Lauren, for example, remained close with her ex, Ryan, after she and Mike started dating. Although Lauren and Ryan couldn’t make their relationship work, they still enjoyed each other’s company and considered themselves friends. Lauren would talk to Mike about Ryan, and it upset Mike because he didn’t think it was appropriate for her to remain friends with an ex. In fact, Mike became so upset, he raised his voice and told Lauren that he wanted her to stop talking to Ryan altogether. Because Lauren loved Mike, she took his perspective into account and tried to avoid doing things with her ex. However, one day Ryan stopped by Lauren’s work unannounced and offered to take her out for lunch. Lauren went to lunch with Ryan because she wanted to catch up with her friend.
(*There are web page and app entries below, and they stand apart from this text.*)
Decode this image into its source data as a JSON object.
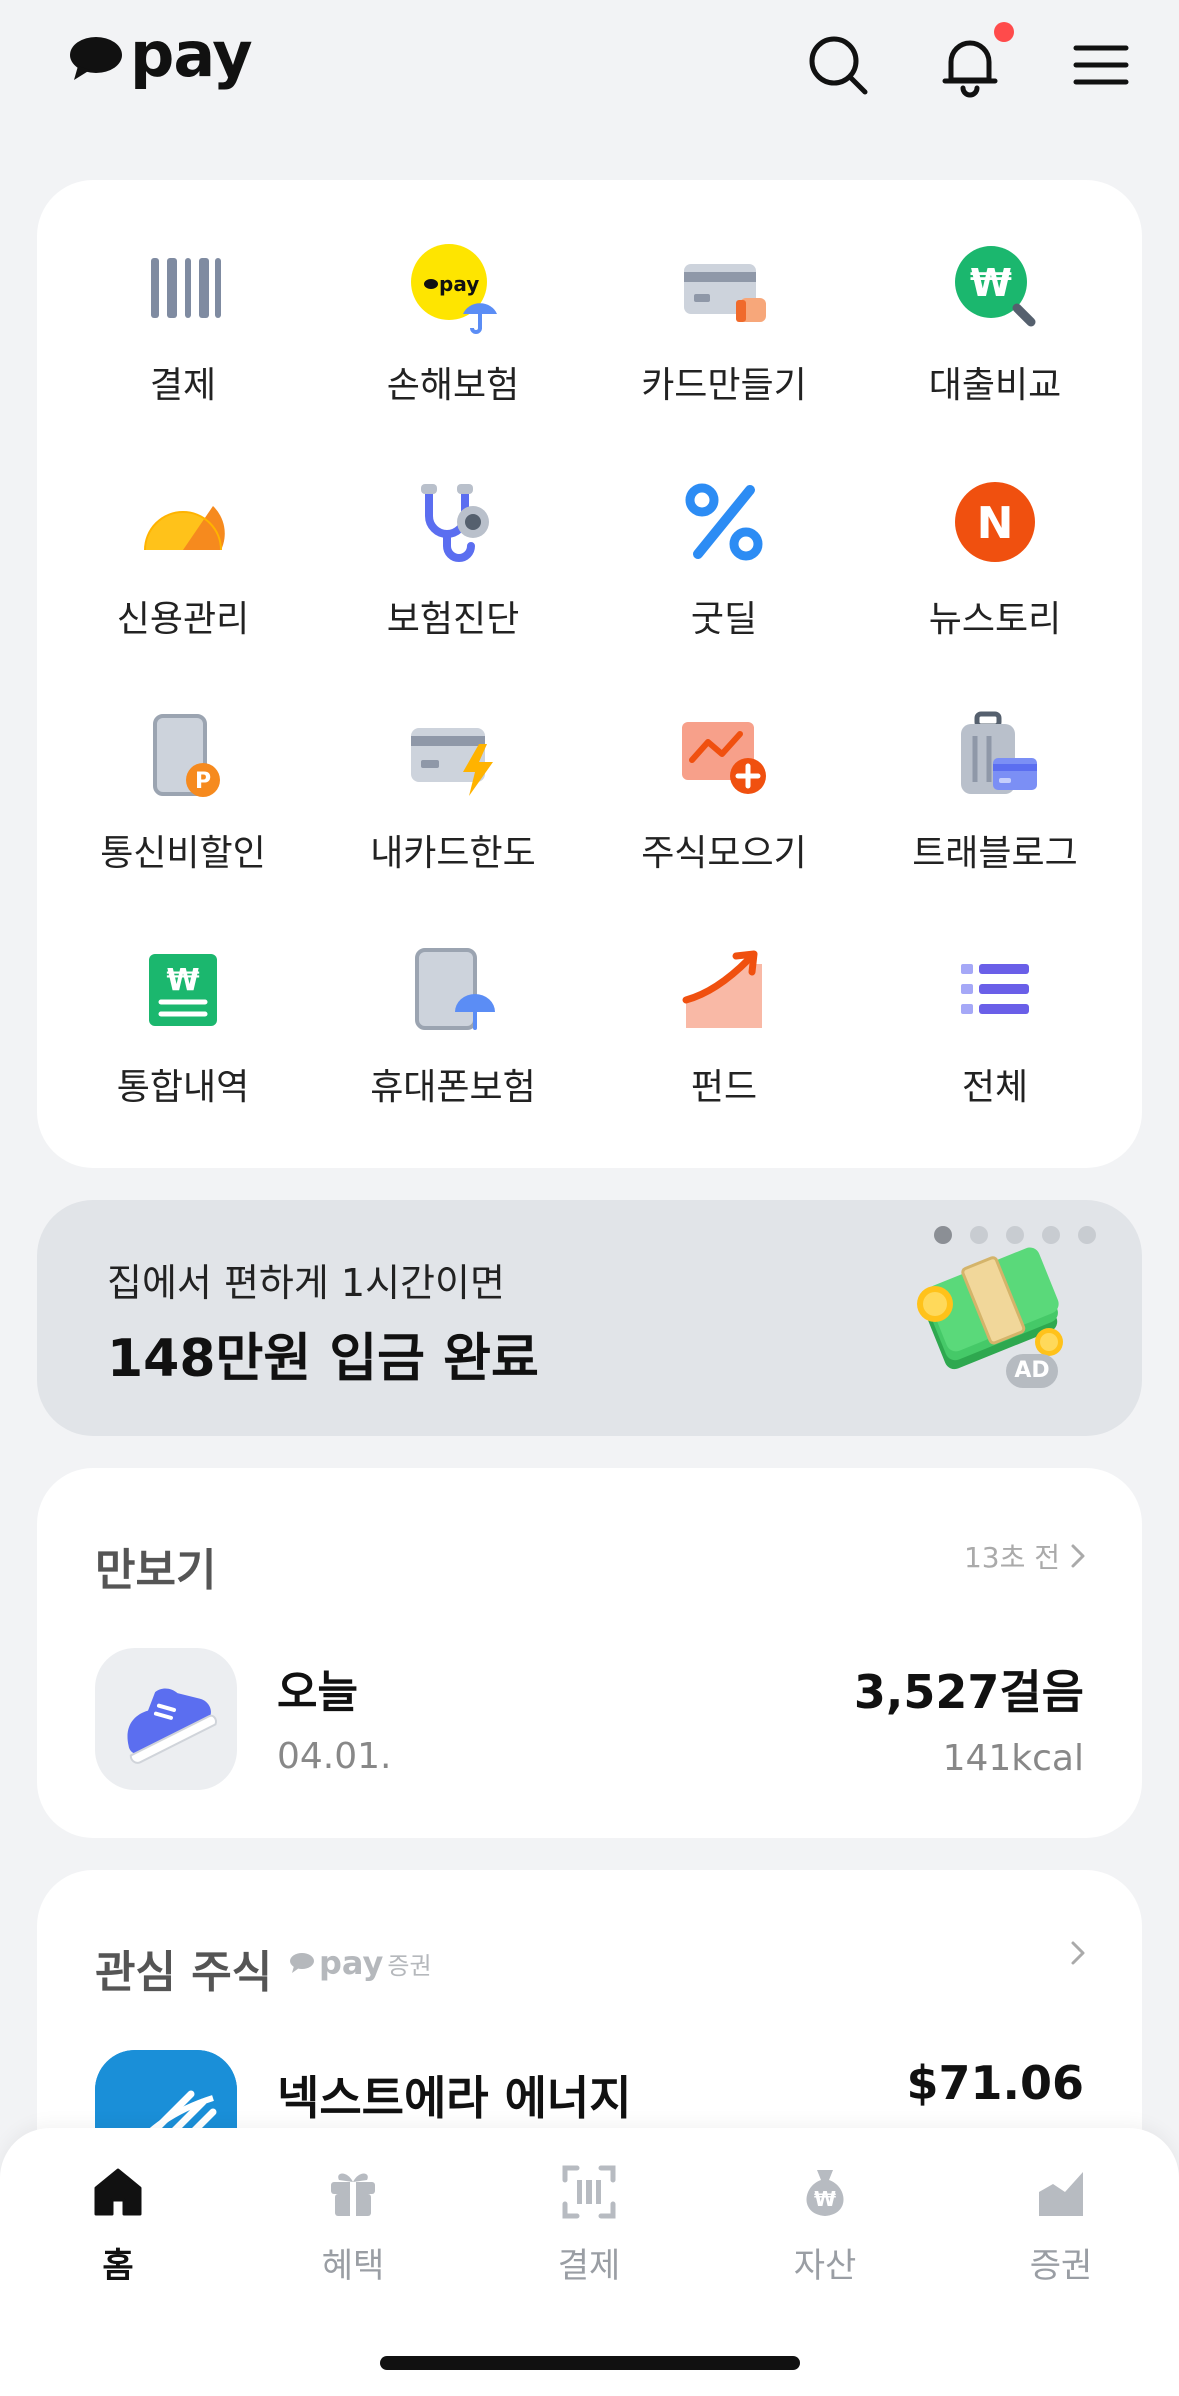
{
  "header": {
    "logo": "pay",
    "notification_dot_color": "#ff4b4b"
  },
  "menu": {
    "items": [
      {
        "label": "결제",
        "icon": "barcode-icon"
      },
      {
        "label": "손해보험",
        "icon": "pay-insurance-icon"
      },
      {
        "label": "카드만들기",
        "icon": "card-create-icon"
      },
      {
        "label": "대출비교",
        "icon": "loan-compare-icon"
      },
      {
        "label": "신용관리",
        "icon": "credit-gauge-icon"
      },
      {
        "label": "보험진단",
        "icon": "stethoscope-icon"
      },
      {
        "label": "굿딜",
        "icon": "percent-icon"
      },
      {
        "label": "뉴스토리",
        "icon": "news-icon"
      },
      {
        "label": "통신비할인",
        "icon": "phone-discount-icon"
      },
      {
        "label": "내카드한도",
        "icon": "card-limit-icon"
      },
      {
        "label": "주식모으기",
        "icon": "stock-collect-icon"
      },
      {
        "label": "트래블로그",
        "icon": "travel-icon"
      },
      {
        "label": "통합내역",
        "icon": "history-icon"
      },
      {
        "label": "휴대폰보험",
        "icon": "phone-insurance-icon"
      },
      {
        "label": "펀드",
        "icon": "fund-icon"
      },
      {
        "label": "전체",
        "icon": "list-icon"
      }
    ]
  },
  "banner": {
    "subtitle": "집에서 편하게 1시간이면",
    "title": "148만원 입금 완료",
    "ad": "AD",
    "page_count": 5,
    "active_page": 1
  },
  "steps": {
    "title": "만보기",
    "updated": "13초 전",
    "day": "오늘",
    "date": "04.01.",
    "count": "3,527걸음",
    "kcal": "141kcal"
  },
  "stocks": {
    "title": "관심 주식",
    "brand": "pay",
    "brand_suffix": "증권",
    "item_name": "넥스트에라 에너지",
    "item_price": "$71.06"
  },
  "nav": {
    "items": [
      {
        "label": "홈",
        "icon": "home-icon",
        "active": true
      },
      {
        "label": "혜택",
        "icon": "gift-icon",
        "active": false
      },
      {
        "label": "결제",
        "icon": "scan-pay-icon",
        "active": false
      },
      {
        "label": "자산",
        "icon": "money-bag-icon",
        "active": false
      },
      {
        "label": "증권",
        "icon": "stock-chart-icon",
        "active": false
      }
    ]
  },
  "colors": {
    "background": "#f2f3f5",
    "card": "#ffffff",
    "banner": "#e1e4e8",
    "kakao_yellow": "#fee500",
    "accent_blue": "#2c8cf4",
    "accent_orange": "#f25a1a",
    "accent_green": "#1bb76e"
  }
}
Not only do people sometimes fail to live up to their partner’s expectations, but under certain circumstances, people often conceal what they’ve done. People sometimes conceal the truth because they are ashamed of their own behavior, or they want to avoid punishment, or they don’t want to hurt their partner’s feelings, or they simply don’t want to have a long, dragged-out conversation about the issue. For example, when Lauren occasionally sees Ryan, she conceals it from Mike because she feels bad about what she’s done; she doesn’t want to hurt Mike’s feelings; and she doesn’t want to spend hours talking about the issue with him.
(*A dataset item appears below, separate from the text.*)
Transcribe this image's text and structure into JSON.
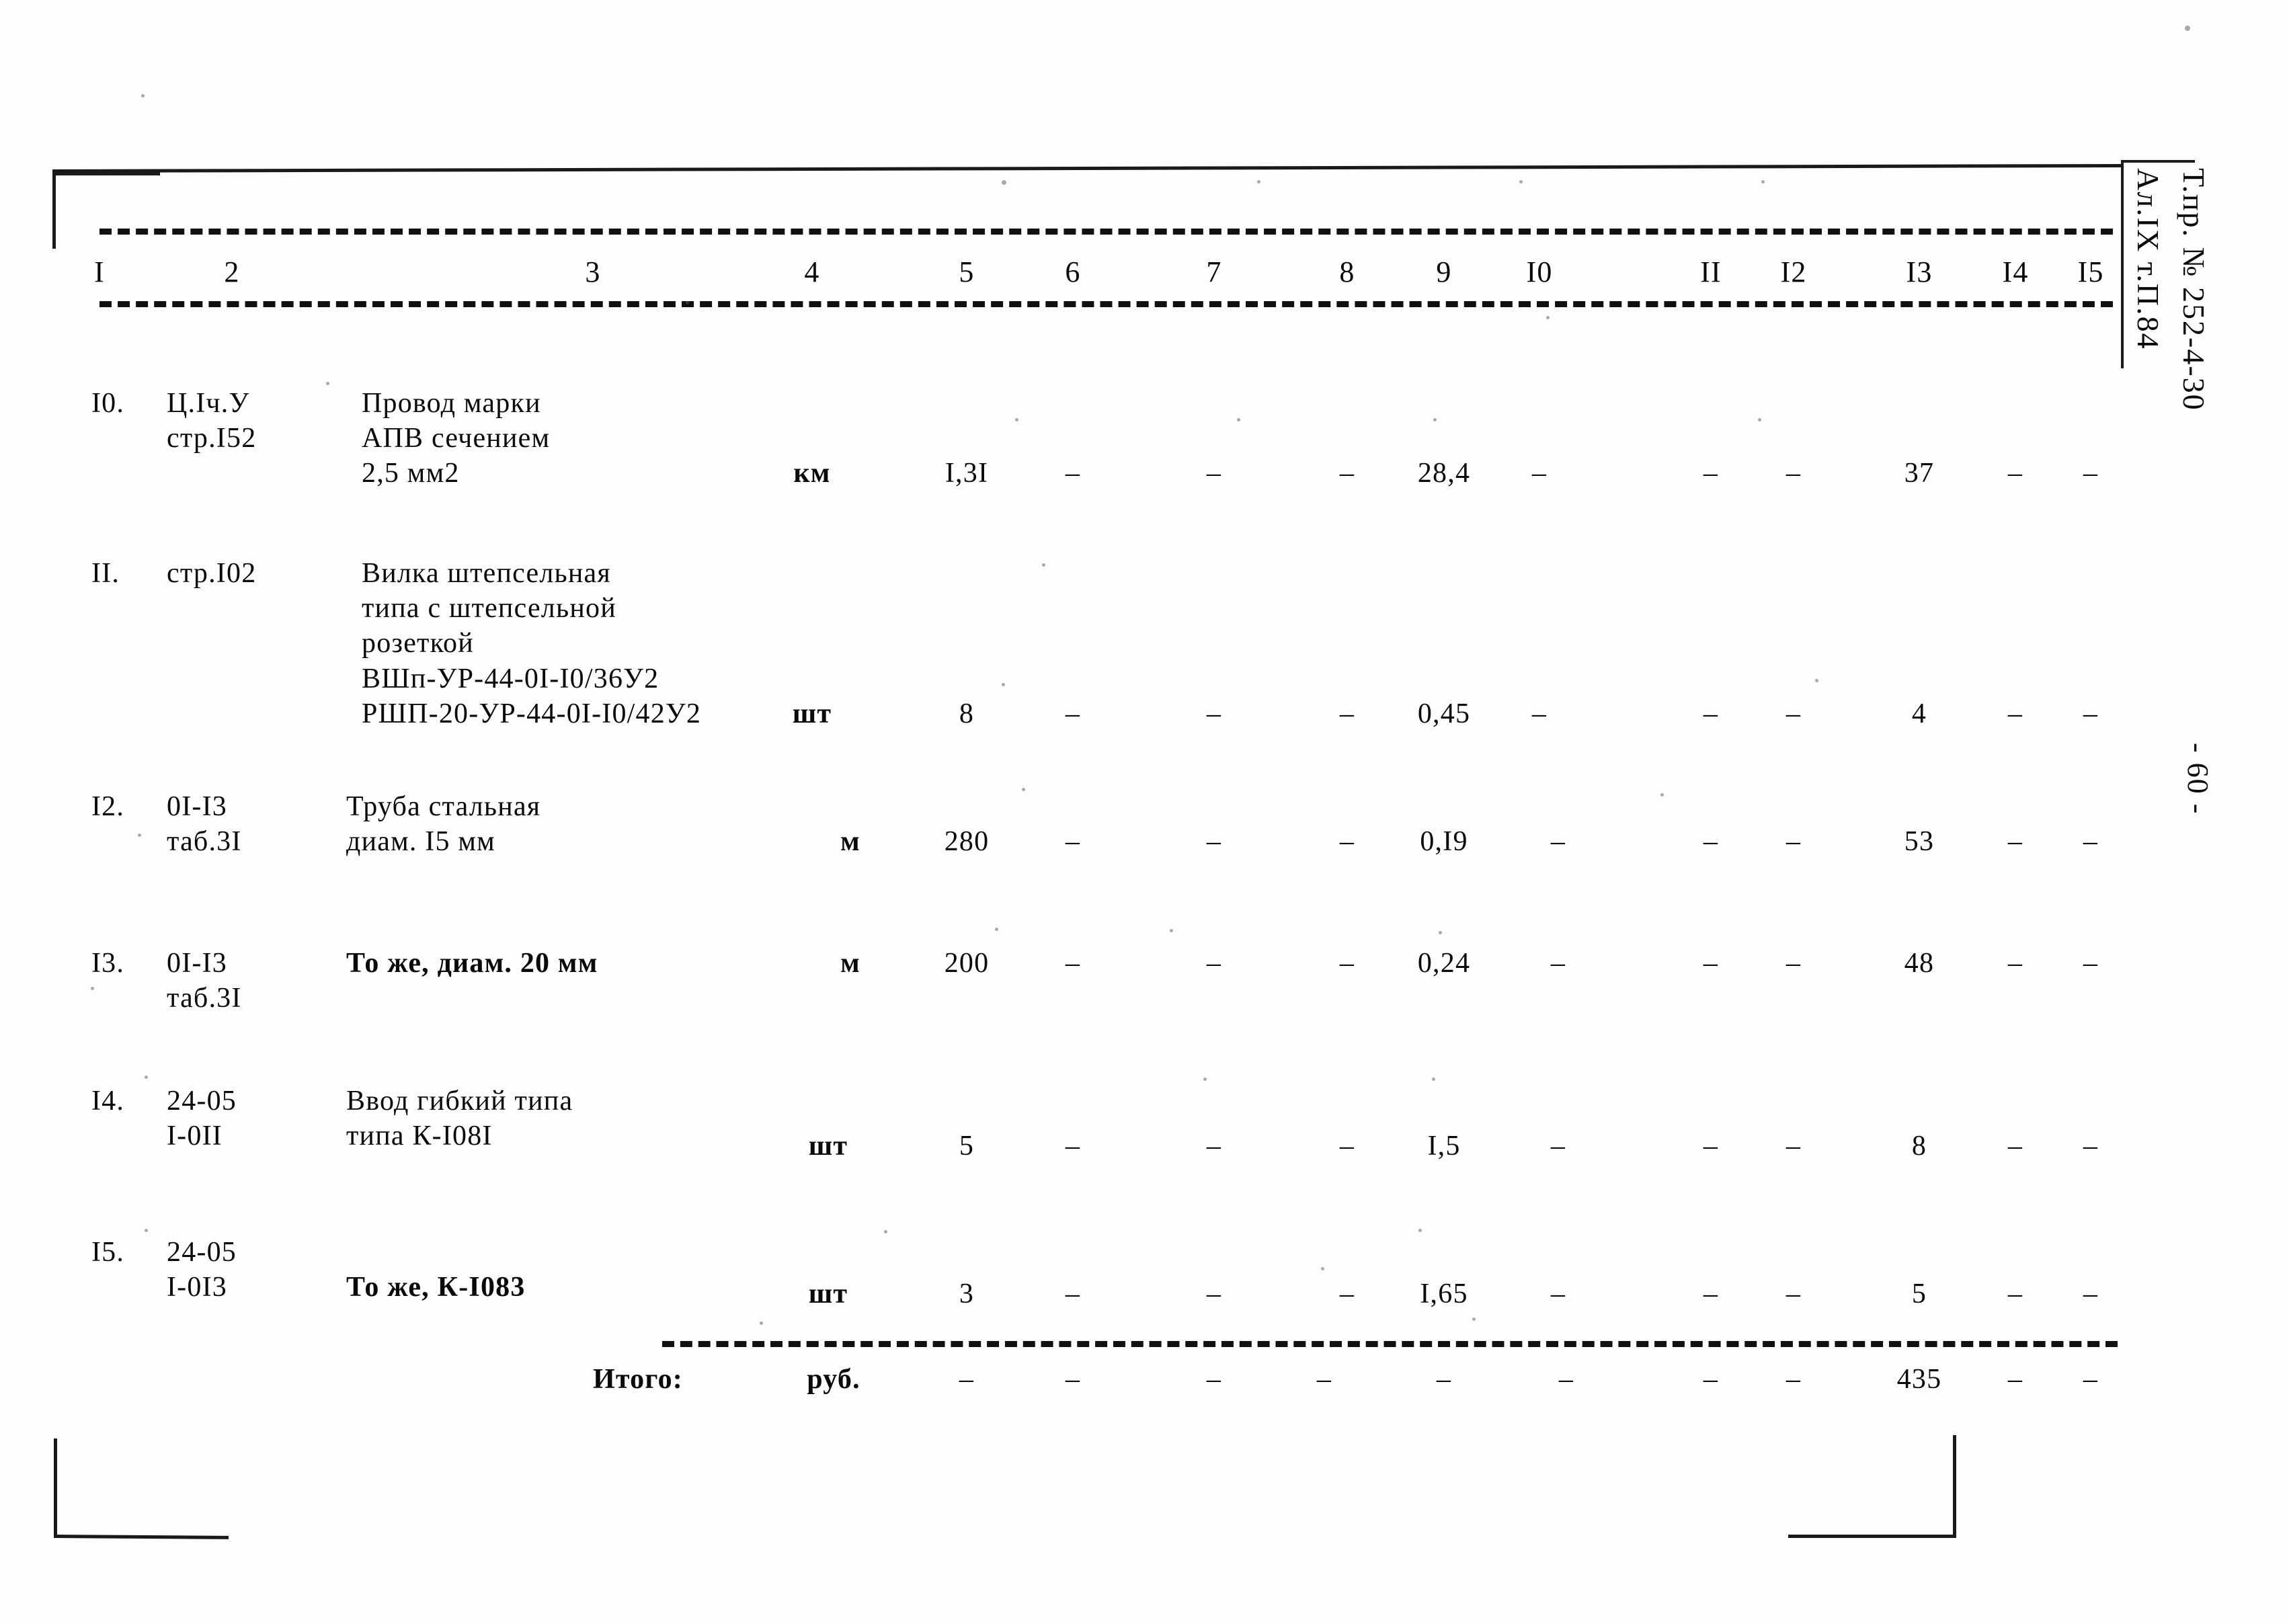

When people fear that the truth might lead to a negative outcome, especially a partner’s disapproval and even punishment, telling the truth becomes a less attractive option. Fear is a powerful emotion—fear of hurting a partner’s feelings, fear of getting into trouble, and fear of damaging a relationship.